## Problem statement:
Please state how many lines in the records below contain the word "JSON", giving only the number.

## Saved data entries:
-- Opening Marker --

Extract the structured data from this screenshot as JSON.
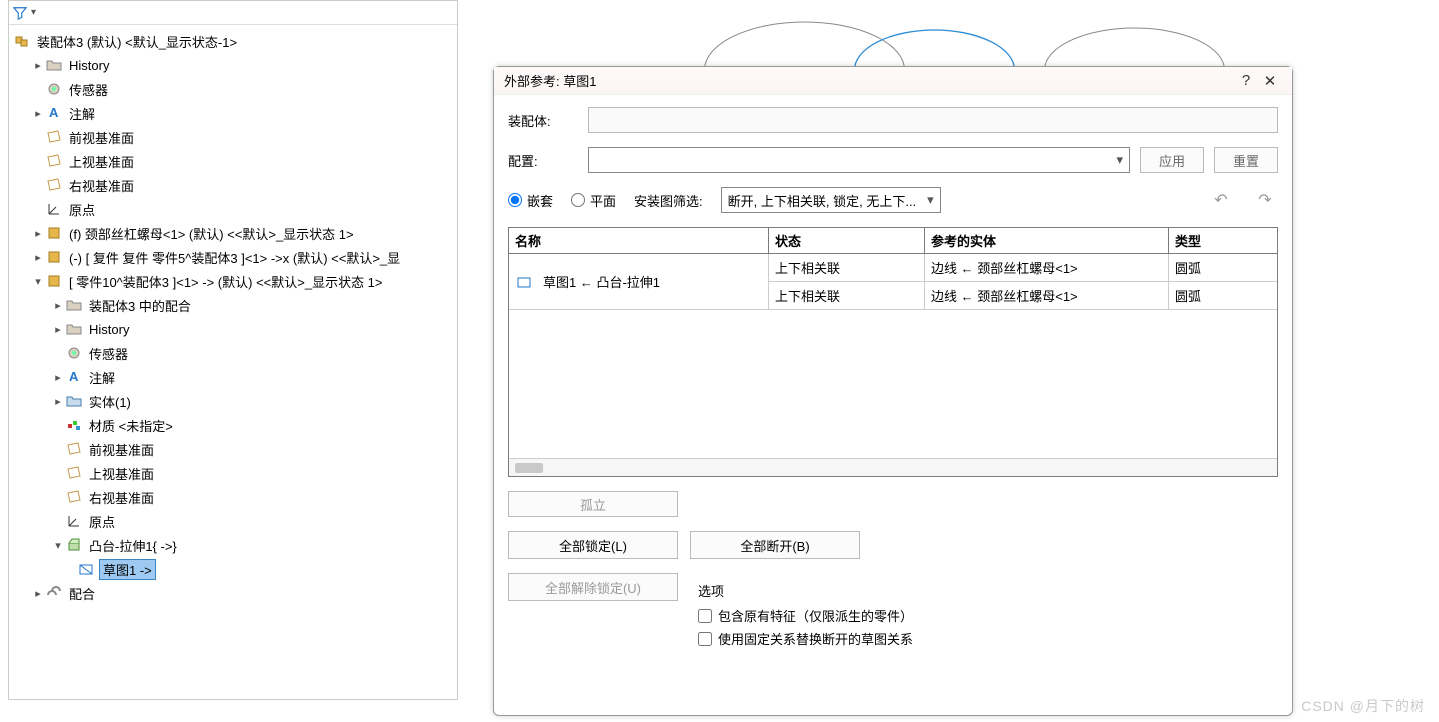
{
  "tree": {
    "root": "装配体3 (默认) <默认_显示状态-1>",
    "history": "History",
    "sensors": "传感器",
    "annotations": "注解",
    "plane_front": "前视基准面",
    "plane_top": "上视基准面",
    "plane_right": "右视基准面",
    "origin": "原点",
    "part_f": "(f) 颈部丝杠螺母<1> (默认) <<默认>_显示状态 1>",
    "part_mirror": "(-) [ 复件 复件 零件5^装配体3 ]<1> ->x (默认) <<默认>_显",
    "part10": "[ 零件10^装配体3 ]<1> -> (默认) <<默认>_显示状态 1>",
    "sub_mates": "装配体3 中的配合",
    "sub_history": "History",
    "sub_sensors": "传感器",
    "sub_annot": "注解",
    "sub_solid": "实体(1)",
    "sub_material": "材质 <未指定>",
    "sub_plane_front": "前视基准面",
    "sub_plane_top": "上视基准面",
    "sub_plane_right": "右视基准面",
    "sub_origin": "原点",
    "boss": "凸台-拉伸1{ ->}",
    "sketch": "草图1 ->",
    "mates": "配合"
  },
  "dialog": {
    "title": "外部参考:   草图1",
    "assembly_label": "装配体:",
    "config_label": "配置:",
    "apply": "应用",
    "reset": "重置",
    "nested": "嵌套",
    "flat": "平面",
    "filter_label": "安装图筛选:",
    "filter_value": "断开, 上下相关联, 锁定, 无上下...",
    "col_name": "名称",
    "col_state": "状态",
    "col_ref": "参考的实体",
    "col_type": "类型",
    "row_name": "草图1 ← 凸台-拉伸1",
    "row1_state": "上下相关联",
    "row1_ref": "边线 ← 颈部丝杠螺母<1>",
    "row1_type": "圆弧",
    "row2_state": "上下相关联",
    "row2_ref": "边线 ← 颈部丝杠螺母<1>",
    "row2_type": "圆弧",
    "isolate": "孤立",
    "lock_all": "全部锁定(L)",
    "break_all": "全部断开(B)",
    "unlock_all": "全部解除锁定(U)",
    "options": "选项",
    "opt1": "包含原有特征（仅限派生的零件）",
    "opt2": "使用固定关系替换断开的草图关系"
  },
  "watermark": "CSDN @月下的树"
}
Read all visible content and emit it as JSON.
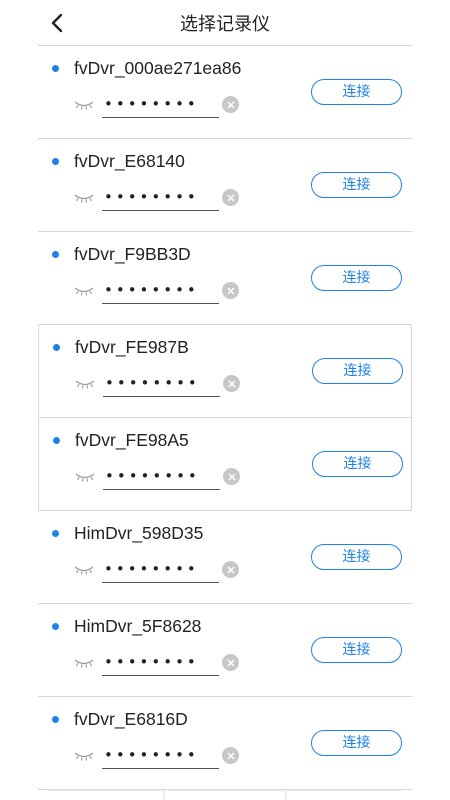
{
  "header": {
    "title": "选择记录仪",
    "back_icon": "chevron-left-icon"
  },
  "colors": {
    "accent": "#1e82e6",
    "divider": "#d8d8d8",
    "clear_icon_bg": "#c7c7c7"
  },
  "devices": [
    {
      "ssid": "fvDvr_000ae271ea86",
      "password": "12345678",
      "connect_label": "连接"
    },
    {
      "ssid": "fvDvr_E68140",
      "password": "12345678",
      "connect_label": "连接"
    },
    {
      "ssid": "fvDvr_F9BB3D",
      "password": "12345678",
      "connect_label": "连接"
    },
    {
      "ssid": "fvDvr_FE987B",
      "password": "12345678",
      "connect_label": "连接"
    },
    {
      "ssid": "fvDvr_FE98A5",
      "password": "12345678",
      "connect_label": "连接"
    },
    {
      "ssid": "HimDvr_598D35",
      "password": "12345678",
      "connect_label": "连接"
    },
    {
      "ssid": "HimDvr_5F8628",
      "password": "12345678",
      "connect_label": "连接"
    },
    {
      "ssid": "fvDvr_E6816D",
      "password": "12345678",
      "connect_label": "连接"
    }
  ]
}
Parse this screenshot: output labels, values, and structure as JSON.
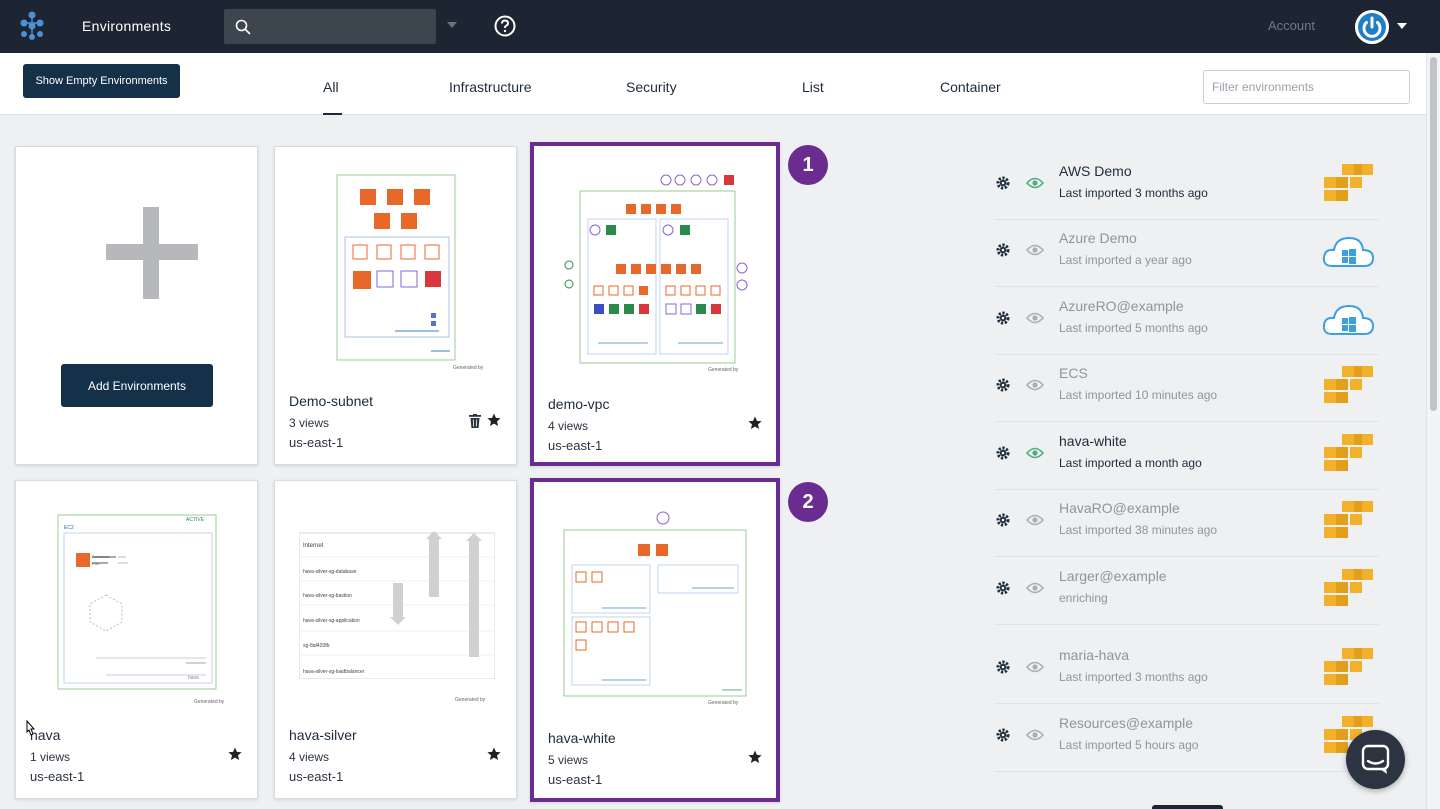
{
  "header": {
    "app_title": "Environments",
    "search_value": "",
    "account_label": "Account"
  },
  "toolbar": {
    "show_empty_label": "Show Empty Environments",
    "filter_placeholder": "Filter environments",
    "tabs": [
      {
        "label": "All",
        "active": true
      },
      {
        "label": "Infrastructure",
        "active": false
      },
      {
        "label": "Security",
        "active": false
      },
      {
        "label": "List",
        "active": false
      },
      {
        "label": "Container",
        "active": false
      }
    ]
  },
  "add_card": {
    "button_label": "Add Environments"
  },
  "cards": [
    {
      "name": "Demo-subnet",
      "views": "3 views",
      "region": "us-east-1",
      "starred": true,
      "deletable": true
    },
    {
      "name": "demo-vpc",
      "views": "4 views",
      "region": "us-east-1",
      "starred": true,
      "highlighted": true,
      "badge": "1"
    },
    {
      "name": "hava",
      "views": "1 views",
      "region": "us-east-1",
      "starred": true
    },
    {
      "name": "hava-silver",
      "views": "4 views",
      "region": "us-east-1",
      "starred": true
    },
    {
      "name": "hava-white",
      "views": "5 views",
      "region": "us-east-1",
      "starred": true,
      "highlighted": true,
      "badge": "2"
    }
  ],
  "thumb_text": {
    "generated_by": "Generated by",
    "active": "ACTIVE",
    "ec2": "EC2",
    "container": "Container",
    "port": "Port",
    "internet": "Internet",
    "db_group": "hava-silver-sg-database",
    "bastion_group": "hava-silver-sg-bastion",
    "app_group": "hava-silver-sg-application",
    "group_4": "sg-8af420fb",
    "lb_group": "hava-silver-sg-loadbalancer",
    "hava_label": "hava"
  },
  "environments": [
    {
      "name": "AWS Demo",
      "status": "Last imported 3 months ago",
      "provider": "aws",
      "visible": true
    },
    {
      "name": "Azure Demo",
      "status": "Last imported a year ago",
      "provider": "azure",
      "visible": false
    },
    {
      "name": "AzureRO@example",
      "status": "Last imported 5 months ago",
      "provider": "azure",
      "visible": false
    },
    {
      "name": "ECS",
      "status": "Last imported 10 minutes ago",
      "provider": "aws",
      "visible": false
    },
    {
      "name": "hava-white",
      "status": "Last imported a month ago",
      "provider": "aws",
      "visible": true
    },
    {
      "name": "HavaRO@example",
      "status": "Last imported 38 minutes ago",
      "provider": "aws",
      "visible": false
    },
    {
      "name": "Larger@example",
      "status": "enriching",
      "provider": "aws",
      "visible": false
    },
    {
      "name": "maria-hava",
      "status": "Last imported 3 months ago",
      "provider": "aws",
      "visible": false
    },
    {
      "name": "Resources@example",
      "status": "Last imported 5 hours ago",
      "provider": "aws",
      "visible": false
    }
  ],
  "colors": {
    "topbar": "#1c2531",
    "highlight": "#6b2c91",
    "primary_button": "#153049",
    "eye_active": "#4caf7d",
    "aws": "#f2b12b",
    "azure": "#3ba0e0"
  }
}
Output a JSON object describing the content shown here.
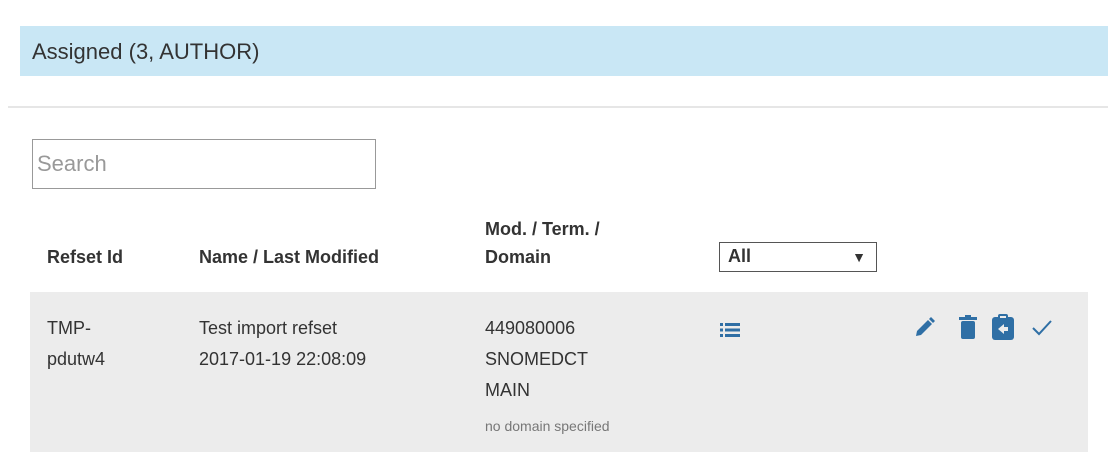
{
  "panel": {
    "title": "Assigned (3, AUTHOR)"
  },
  "search": {
    "placeholder": "Search",
    "value": ""
  },
  "table": {
    "columns": {
      "refset_id": "Refset Id",
      "name_modified": "Name / Last Modified",
      "mod_term_line1": "Mod. / Term. /",
      "mod_term_line2": "Domain"
    },
    "filter": {
      "selected": "All",
      "arrow": "▼"
    },
    "rows": [
      {
        "refset_id_line1": "TMP-",
        "refset_id_line2": "pdutw4",
        "name": "Test import refset",
        "last_modified": "2017-01-19 22:08:09",
        "module": "449080006",
        "terminology": "SNOMEDCT",
        "version": "MAIN",
        "domain": "no domain specified"
      }
    ]
  },
  "icons": {
    "members": "list-icon",
    "edit": "pencil-icon",
    "delete": "trash-icon",
    "clipboard": "clipboard-icon",
    "finish": "check-icon"
  },
  "colors": {
    "header_bg": "#c9e7f5",
    "row_bg": "#ececec",
    "icon": "#2f6fa5"
  }
}
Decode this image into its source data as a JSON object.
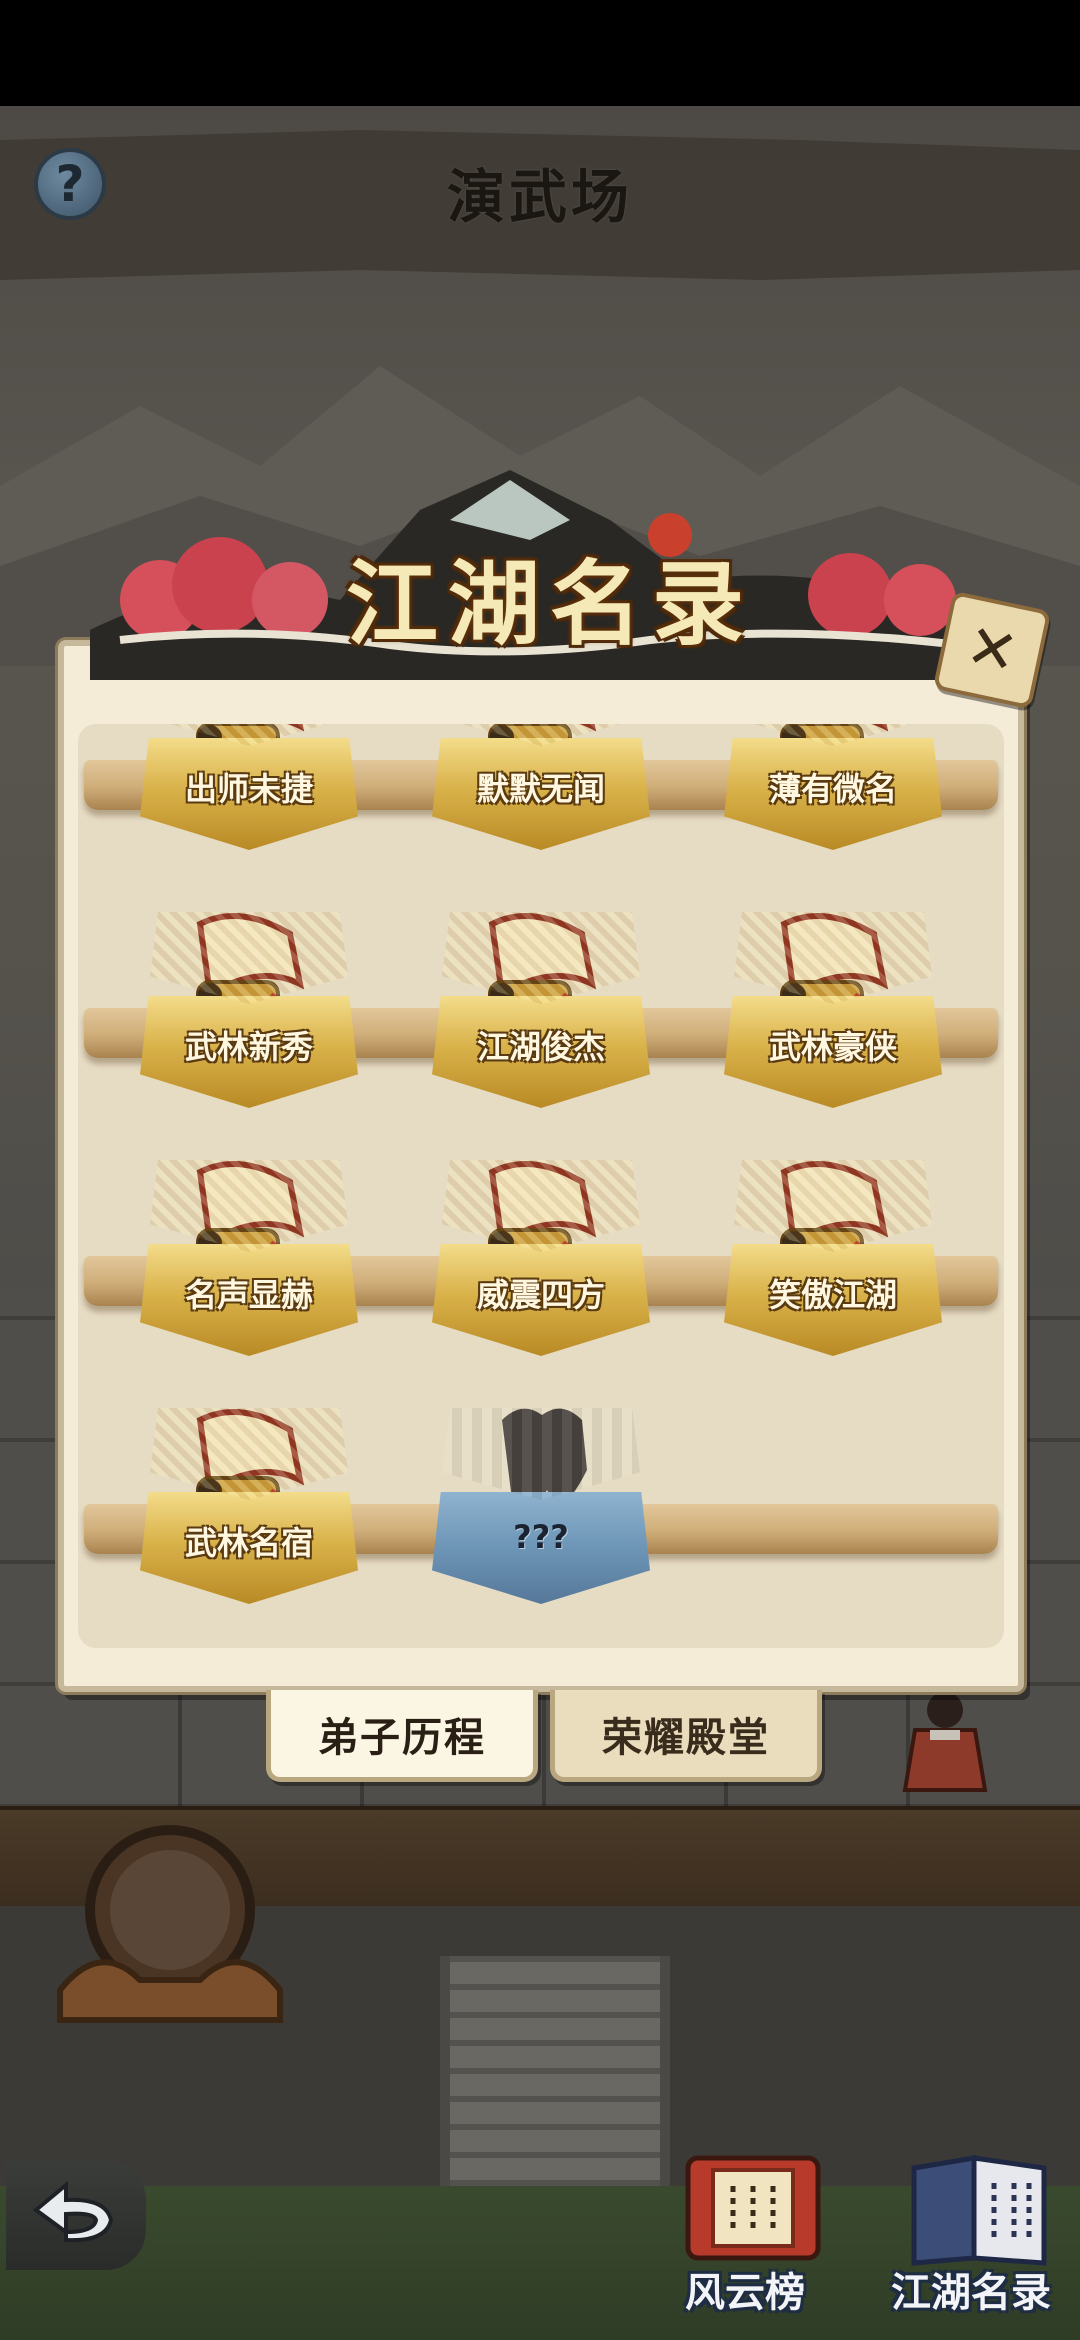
{
  "header": {
    "title": "演武场",
    "help_symbol": "?"
  },
  "dialog": {
    "title": "江湖名录",
    "close_symbol": "✕",
    "records": [
      {
        "label": "出师未捷",
        "locked": false
      },
      {
        "label": "默默无闻",
        "locked": false
      },
      {
        "label": "薄有微名",
        "locked": false
      },
      {
        "label": "武林新秀",
        "locked": false
      },
      {
        "label": "江湖俊杰",
        "locked": false
      },
      {
        "label": "武林豪侠",
        "locked": false
      },
      {
        "label": "名声显赫",
        "locked": false
      },
      {
        "label": "威震四方",
        "locked": false
      },
      {
        "label": "笑傲江湖",
        "locked": false
      },
      {
        "label": "武林名宿",
        "locked": false
      },
      {
        "label": "???",
        "locked": true
      }
    ],
    "tabs": [
      {
        "label": "弟子历程",
        "active": true
      },
      {
        "label": "荣耀殿堂",
        "active": false
      }
    ]
  },
  "bottom_menu": {
    "back_icon": "back-arrow-icon",
    "fengyun": {
      "label": "风云榜",
      "icon": "red-scroll-book-icon"
    },
    "jianghu": {
      "label": "江湖名录",
      "icon": "blue-book-icon"
    }
  },
  "colors": {
    "plaque_gold": "#d9b24a",
    "plaque_locked": "#6d95b6",
    "panel_bg": "#f4ecd6",
    "shelf_wood": "#cfad78"
  }
}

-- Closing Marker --

## The answer:
5